You know it’s officially autumn when the line-up for the London Film Festival (Oct 8-19) is announced, and that’s exactly what happened at the Odeon Leicester Square this morning – the same venue where Benedict Cumberbatch will walk the red carpet for the festival’s Opening Night Gala of ‘The Imitation Game’ on Wednesday October 8 and where – scream – Brad Pitt will appear for the Closing Night Gala of WWII drama ‘Fury’ on Sunday October 19.
So, what does this year’s LFF have in store for Londoners? As ever, it’s a huge event. Well over 200 films will screen in venues all across the city over 11 days, including the Vue West End, BFI Southbank, Odeon West End, Curzon Soho, Hackney Picturehouse, Brixton Ritzy and many more.
Some of the big-name films announced include: Sundance winner ‘Whiplash’; Reese Witherspoon backpacking drama ‘Wild’ (from ‘Dallas Buyers Club’ director Jean-Marc Vallée); Mike Leigh’s artist biopic ‘Mr Turner’ (which is being presented as the Time Out Gala as part of our media partnership with the LFF); comedian and presenter Jon Stewart’s directorial debut ‘Rosewater’; Alan Rickman’s directorial debut ‘A Little Chaos’, starring Kate Winslet and many, many, many more.
When it comes to glitzy big-hitters – the awards-season headliners that will be on film fans’ minds from now until Oscar night in February – it would have been hard to match 2013’s festival, when films including ‘Gravity’, ‘Captain Phillips’, ’12 Years a Slave’, ‘Saving Mr Banks’ and ‘Labor Day’ all had their British premieres at the LFF. Certainly, the headline gala section of the 2014 festival is just very slightly underwhelming on paper, and when it comes to some films that the keenest of fans would have been desperate to see this autumn and winter, the omissions are obvious. No ‘Inherent Vice’, the new film from Paul Thomas Anderson (‘The Master’, ‘There Will Be Blood’), which has its world premiere at the New York Film Festival on Saturday October 4. And no ‘Birdman’, the new film from Alejandro González Iñárritu, which sparked all sorts of Oscar talk when it opened the Venice Film Festival last Wednesday night.
But the LFF really can’t be judged on headliners alone, and beneath the surface are countless gems waiting to be discovered. Films like the delirious Iranian-American vampire noir ‘A Girl Walks Home Alone at Night’. Or the undefinable Ukrainian experiment ‘The Tribe’, a story told entirely in sign language – with no subtitles! For many of these films, it’s the only time they’ll ever be screened in the UK. The LFF is also a great place to discover new British voices, and some of the more tempting homegrown films this year include Carol Morley’s ‘The Falling’, Peter Strickland’s ‘The Duke of Burgundy’ and ‘Catch Me Daddy’ from Daniel and Matthew Wolfe.
The best way to attack the LFF is to take a risk.
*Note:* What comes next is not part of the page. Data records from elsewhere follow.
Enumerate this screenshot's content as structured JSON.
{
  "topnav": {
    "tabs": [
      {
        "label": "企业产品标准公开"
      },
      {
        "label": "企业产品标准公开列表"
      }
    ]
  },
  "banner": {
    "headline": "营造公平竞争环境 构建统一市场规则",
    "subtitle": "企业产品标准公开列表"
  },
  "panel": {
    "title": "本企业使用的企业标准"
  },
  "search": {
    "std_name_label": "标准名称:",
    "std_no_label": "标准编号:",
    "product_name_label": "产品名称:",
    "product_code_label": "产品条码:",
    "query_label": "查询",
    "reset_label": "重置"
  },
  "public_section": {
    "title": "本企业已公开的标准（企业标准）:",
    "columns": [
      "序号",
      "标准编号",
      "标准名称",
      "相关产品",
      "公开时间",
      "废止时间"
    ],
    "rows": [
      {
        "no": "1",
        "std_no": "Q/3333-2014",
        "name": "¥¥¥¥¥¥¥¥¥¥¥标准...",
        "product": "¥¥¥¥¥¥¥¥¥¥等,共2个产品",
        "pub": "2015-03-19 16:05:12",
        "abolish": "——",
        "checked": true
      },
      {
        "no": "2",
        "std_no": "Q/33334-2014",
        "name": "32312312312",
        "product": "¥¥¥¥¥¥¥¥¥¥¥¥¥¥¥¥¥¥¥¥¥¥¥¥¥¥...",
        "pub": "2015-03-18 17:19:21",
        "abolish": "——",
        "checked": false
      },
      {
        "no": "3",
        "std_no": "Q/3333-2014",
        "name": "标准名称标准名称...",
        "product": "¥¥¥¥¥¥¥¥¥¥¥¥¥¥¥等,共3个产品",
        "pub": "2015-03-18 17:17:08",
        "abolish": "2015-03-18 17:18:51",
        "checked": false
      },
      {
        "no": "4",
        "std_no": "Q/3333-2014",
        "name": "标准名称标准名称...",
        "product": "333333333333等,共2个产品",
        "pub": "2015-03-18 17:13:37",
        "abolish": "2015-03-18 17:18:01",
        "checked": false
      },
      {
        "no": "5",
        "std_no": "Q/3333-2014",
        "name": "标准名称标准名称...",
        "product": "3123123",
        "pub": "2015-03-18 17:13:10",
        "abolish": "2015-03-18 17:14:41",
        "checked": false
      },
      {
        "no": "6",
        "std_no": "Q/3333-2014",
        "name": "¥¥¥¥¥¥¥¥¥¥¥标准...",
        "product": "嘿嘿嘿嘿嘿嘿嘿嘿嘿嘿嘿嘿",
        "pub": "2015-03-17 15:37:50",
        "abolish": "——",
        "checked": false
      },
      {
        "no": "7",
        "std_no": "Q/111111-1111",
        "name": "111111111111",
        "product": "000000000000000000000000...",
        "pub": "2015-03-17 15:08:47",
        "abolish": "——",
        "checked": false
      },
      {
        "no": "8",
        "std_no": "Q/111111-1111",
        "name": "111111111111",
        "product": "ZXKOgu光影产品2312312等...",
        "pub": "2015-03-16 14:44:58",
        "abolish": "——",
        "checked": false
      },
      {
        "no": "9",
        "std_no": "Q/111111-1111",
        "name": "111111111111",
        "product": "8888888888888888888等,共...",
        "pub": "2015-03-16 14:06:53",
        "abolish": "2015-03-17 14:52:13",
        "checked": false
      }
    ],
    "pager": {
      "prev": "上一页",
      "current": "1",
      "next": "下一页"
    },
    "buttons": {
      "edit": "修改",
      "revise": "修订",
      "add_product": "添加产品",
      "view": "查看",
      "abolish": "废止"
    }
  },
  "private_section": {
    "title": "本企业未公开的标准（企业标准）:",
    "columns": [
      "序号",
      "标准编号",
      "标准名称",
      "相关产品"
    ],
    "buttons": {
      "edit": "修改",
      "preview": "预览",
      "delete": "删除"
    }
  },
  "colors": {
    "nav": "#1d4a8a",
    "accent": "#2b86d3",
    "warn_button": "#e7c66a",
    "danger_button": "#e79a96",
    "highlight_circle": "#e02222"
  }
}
Pick something that sounds interesting. Take a chance. Go with your instinct. Ignore the hype and, if you’re lucky, you’ll be wandering out into the October night seeing the world just a little bit differently after spending 90 or so minutes in the company of a visionary filmmaker. We’ll see you there.
Read about the 25 films we’re most excited to see at the 2014 LFF. Explore the full programme at bfi.org.uk.